(Web page and app entries)
______________________________

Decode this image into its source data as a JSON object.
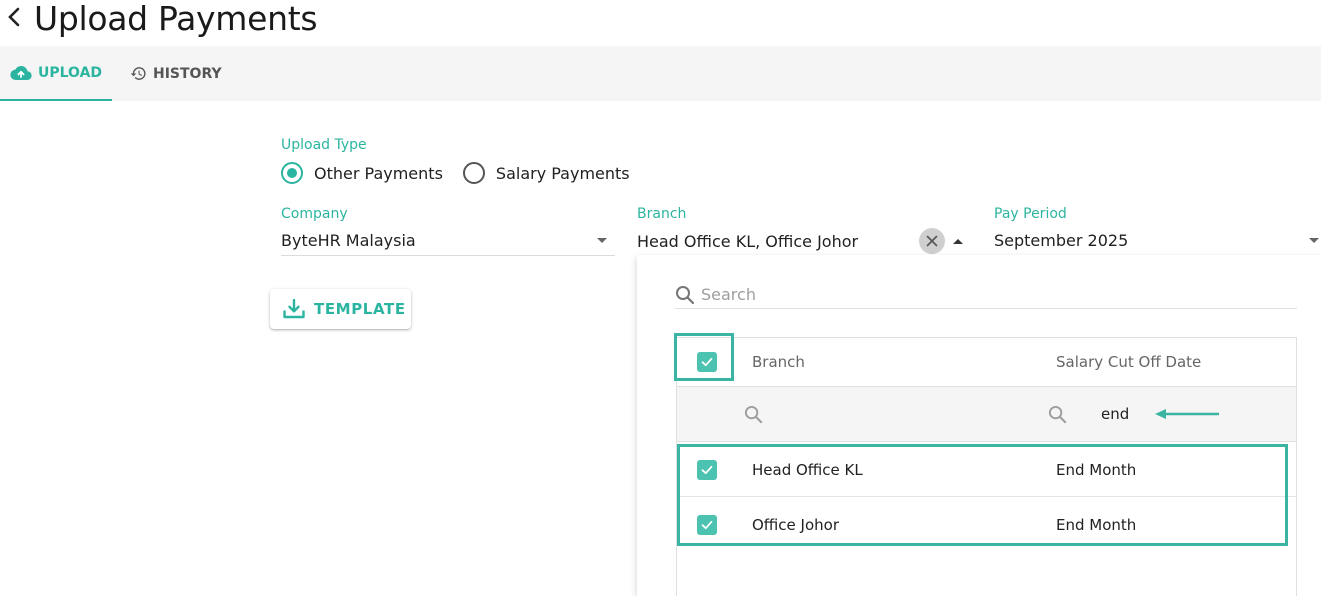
{
  "header": {
    "title": "Upload Payments",
    "back_icon": "chevron-left-icon"
  },
  "tabs": [
    {
      "label": "UPLOAD",
      "icon": "cloud-upload-icon",
      "active": true
    },
    {
      "label": "HISTORY",
      "icon": "history-icon",
      "active": false
    }
  ],
  "form": {
    "upload_type_label": "Upload Type",
    "upload_type_options": [
      {
        "label": "Other Payments",
        "selected": true
      },
      {
        "label": "Salary Payments",
        "selected": false
      }
    ],
    "company": {
      "label": "Company",
      "value": "ByteHR Malaysia"
    },
    "branch": {
      "label": "Branch",
      "value": "Head Office KL, Office Johor"
    },
    "pay_period": {
      "label": "Pay Period",
      "value": "September 2025"
    },
    "template_button": "TEMPLATE"
  },
  "branch_dropdown": {
    "search_placeholder": "Search",
    "columns": [
      "Branch",
      "Salary Cut Off Date"
    ],
    "filter_values": {
      "branch": "",
      "salary_cut_off_date": "end"
    },
    "select_all_checked": true,
    "rows": [
      {
        "branch": "Head Office KL",
        "salary_cut_off_date": "End Month",
        "checked": true
      },
      {
        "branch": "Office Johor",
        "salary_cut_off_date": "End Month",
        "checked": true
      }
    ]
  },
  "colors": {
    "accent": "#2bb5a0",
    "checkbox": "#4cc2b0",
    "highlight": "#3bb5a1",
    "tab_bar_bg": "#f5f5f5"
  }
}
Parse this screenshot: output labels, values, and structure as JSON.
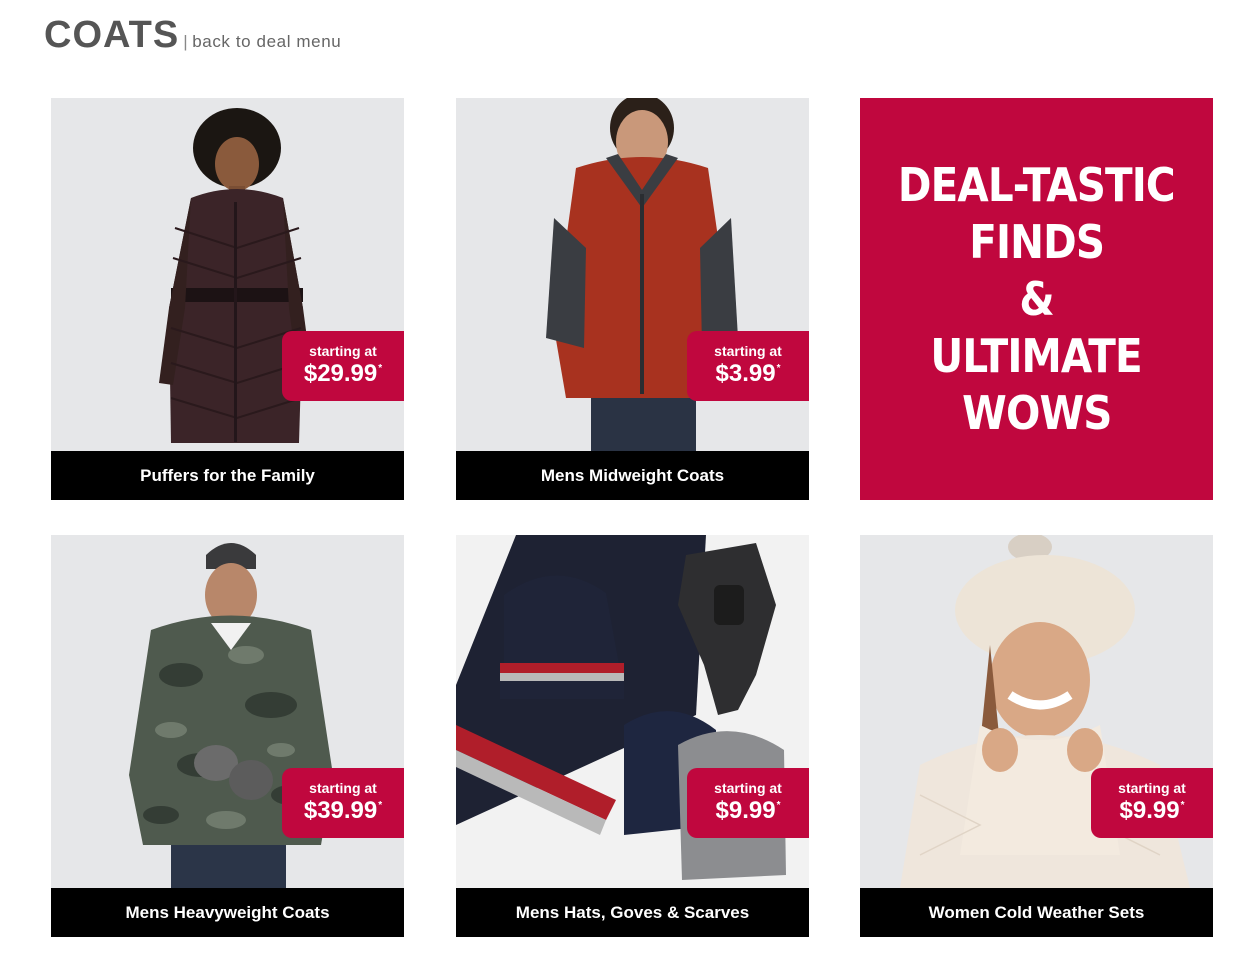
{
  "header": {
    "title": "COATS",
    "separator": "|",
    "back_link": "back to deal menu"
  },
  "tiles": [
    {
      "caption": "Puffers for the Family",
      "price_label": "starting at",
      "price": "$29.99",
      "asterisk": "*"
    },
    {
      "caption": "Mens Midweight Coats",
      "price_label": "starting at",
      "price": "$3.99",
      "asterisk": "*"
    },
    {
      "caption": "Mens Heavyweight Coats",
      "price_label": "starting at",
      "price": "$39.99",
      "asterisk": "*"
    },
    {
      "caption": "Mens Hats, Goves & Scarves",
      "price_label": "starting at",
      "price": "$9.99",
      "asterisk": "*"
    },
    {
      "caption": "Women Cold Weather Sets",
      "price_label": "starting at",
      "price": "$9.99",
      "asterisk": "*"
    }
  ],
  "promo": {
    "lines": [
      "DEAL-TASTIC",
      "FINDS",
      "&",
      "ULTIMATE",
      "WOWS"
    ]
  },
  "colors": {
    "accent": "#c0073e",
    "caption_bg": "#000000",
    "title": "#555555"
  }
}
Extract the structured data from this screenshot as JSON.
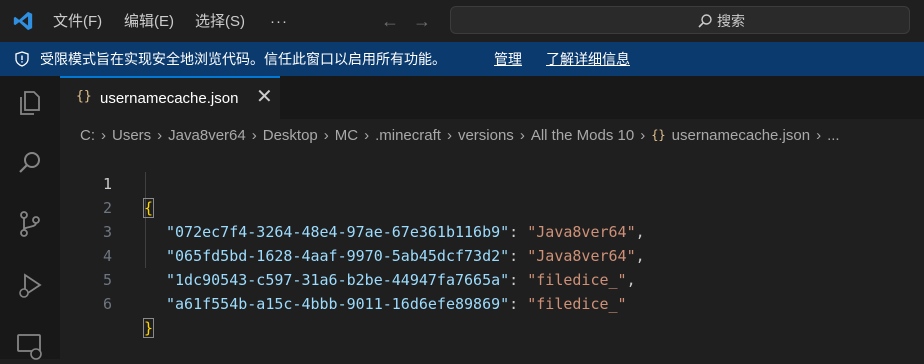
{
  "menu": {
    "file": "文件(F)",
    "edit": "编辑(E)",
    "select": "选择(S)",
    "more": "···"
  },
  "search": {
    "label": "搜索"
  },
  "banner": {
    "message": "受限模式旨在实现安全地浏览代码。信任此窗口以启用所有功能。",
    "manage": "管理",
    "learn_more": "了解详细信息",
    "color": "#0b3a6e"
  },
  "tab": {
    "icon": "{}",
    "title": "usernamecache.json",
    "close": "✕",
    "accent": "#0078d4"
  },
  "breadcrumb": [
    "C:",
    "Users",
    "Java8ver64",
    "Desktop",
    "MC",
    ".minecraft",
    "versions",
    "All the Mods 10",
    "usernamecache.json",
    "..."
  ],
  "breadcrumb_file_icon": "{}",
  "editor": {
    "lines": [
      {
        "num": "1",
        "open": "{"
      },
      {
        "num": "2",
        "key": "\"072ec7f4-3264-48e4-97ae-67e361b116b9\"",
        "value": "\"Java8ver64\"",
        "comma": ","
      },
      {
        "num": "3",
        "key": "\"065fd5bd-1628-4aaf-9970-5ab45dcf73d2\"",
        "value": "\"Java8ver64\"",
        "comma": ","
      },
      {
        "num": "4",
        "key": "\"1dc90543-c597-31a6-b2be-44947fa7665a\"",
        "value": "\"filedice_\"",
        "comma": ","
      },
      {
        "num": "5",
        "key": "\"a61f554b-a15c-4bbb-9011-16d6efe89869\"",
        "value": "\"filedice_\"",
        "comma": ""
      },
      {
        "num": "6",
        "close": "}"
      }
    ],
    "colon": ": "
  },
  "icons": {
    "logo": "vscode-logo-icon",
    "back": "arrow-left-icon",
    "forward": "arrow-right-icon",
    "search": "search-icon",
    "shield": "shield-icon",
    "explorer": "files-icon",
    "search_view": "search-icon",
    "scm": "source-control-icon",
    "debug": "run-debug-icon",
    "remote": "remote-explorer-icon"
  }
}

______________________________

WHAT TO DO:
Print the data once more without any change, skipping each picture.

WRITTEN RESPONSE:
Decode this image into its source data as a JSON object.
{
  "header": {
    "title": "Upload Payments",
    "back_icon": "chevron-left-icon"
  },
  "tabs": [
    {
      "label": "UPLOAD",
      "icon": "cloud-upload-icon",
      "active": true
    },
    {
      "label": "HISTORY",
      "icon": "history-icon",
      "active": false
    }
  ],
  "form": {
    "upload_type_label": "Upload Type",
    "upload_type_options": [
      {
        "label": "Other Payments",
        "selected": true
      },
      {
        "label": "Salary Payments",
        "selected": false
      }
    ],
    "company": {
      "label": "Company",
      "value": "ByteHR Malaysia"
    },
    "branch": {
      "label": "Branch",
      "value": "Head Office KL, Office Johor"
    },
    "pay_period": {
      "label": "Pay Period",
      "value": "September 2025"
    },
    "template_button": "TEMPLATE"
  },
  "branch_dropdown": {
    "search_placeholder": "Search",
    "columns": [
      "Branch",
      "Salary Cut Off Date"
    ],
    "filter_values": {
      "branch": "",
      "salary_cut_off_date": "end"
    },
    "select_all_checked": true,
    "rows": [
      {
        "branch": "Head Office KL",
        "salary_cut_off_date": "End Month",
        "checked": true
      },
      {
        "branch": "Office Johor",
        "salary_cut_off_date": "End Month",
        "checked": true
      }
    ]
  },
  "colors": {
    "accent": "#2bb5a0",
    "checkbox": "#4cc2b0",
    "highlight": "#3bb5a1",
    "tab_bar_bg": "#f5f5f5"
  }
}
Parse this screenshot: output labels, values, and structure as JSON.
{
  "header": {
    "title": "COATS",
    "separator": "|",
    "back_link": "back to deal menu"
  },
  "tiles": [
    {
      "caption": "Puffers for the Family",
      "price_label": "starting at",
      "price": "$29.99",
      "asterisk": "*"
    },
    {
      "caption": "Mens Midweight Coats",
      "price_label": "starting at",
      "price": "$3.99",
      "asterisk": "*"
    },
    {
      "caption": "Mens Heavyweight Coats",
      "price_label": "starting at",
      "price": "$39.99",
      "asterisk": "*"
    },
    {
      "caption": "Mens Hats, Goves & Scarves",
      "price_label": "starting at",
      "price": "$9.99",
      "asterisk": "*"
    },
    {
      "caption": "Women Cold Weather Sets",
      "price_label": "starting at",
      "price": "$9.99",
      "asterisk": "*"
    }
  ],
  "promo": {
    "lines": [
      "DEAL-TASTIC",
      "FINDS",
      "&",
      "ULTIMATE",
      "WOWS"
    ]
  },
  "colors": {
    "accent": "#c0073e",
    "caption_bg": "#000000",
    "title": "#555555"
  }
}
Extract the structured data from this screenshot as JSON.
{
  "menu": {
    "file": "文件(F)",
    "edit": "编辑(E)",
    "select": "选择(S)",
    "more": "···"
  },
  "search": {
    "label": "搜索"
  },
  "banner": {
    "message": "受限模式旨在实现安全地浏览代码。信任此窗口以启用所有功能。",
    "manage": "管理",
    "learn_more": "了解详细信息",
    "color": "#0b3a6e"
  },
  "tab": {
    "icon": "{}",
    "title": "usernamecache.json",
    "close": "✕",
    "accent": "#0078d4"
  },
  "breadcrumb": [
    "C:",
    "Users",
    "Java8ver64",
    "Desktop",
    "MC",
    ".minecraft",
    "versions",
    "All the Mods 10",
    "usernamecache.json",
    "..."
  ],
  "breadcrumb_file_icon": "{}",
  "editor": {
    "lines": [
      {
        "num": "1",
        "open": "{"
      },
      {
        "num": "2",
        "key": "\"072ec7f4-3264-48e4-97ae-67e361b116b9\"",
        "value": "\"Java8ver64\"",
        "comma": ","
      },
      {
        "num": "3",
        "key": "\"065fd5bd-1628-4aaf-9970-5ab45dcf73d2\"",
        "value": "\"Java8ver64\"",
        "comma": ","
      },
      {
        "num": "4",
        "key": "\"1dc90543-c597-31a6-b2be-44947fa7665a\"",
        "value": "\"filedice_\"",
        "comma": ","
      },
      {
        "num": "5",
        "key": "\"a61f554b-a15c-4bbb-9011-16d6efe89869\"",
        "value": "\"filedice_\"",
        "comma": ""
      },
      {
        "num": "6",
        "close": "}"
      }
    ],
    "colon": ": "
  },
  "icons": {
    "logo": "vscode-logo-icon",
    "back": "arrow-left-icon",
    "forward": "arrow-right-icon",
    "search": "search-icon",
    "shield": "shield-icon",
    "explorer": "files-icon",
    "search_view": "search-icon",
    "scm": "source-control-icon",
    "debug": "run-debug-icon",
    "remote": "remote-explorer-icon"
  }
}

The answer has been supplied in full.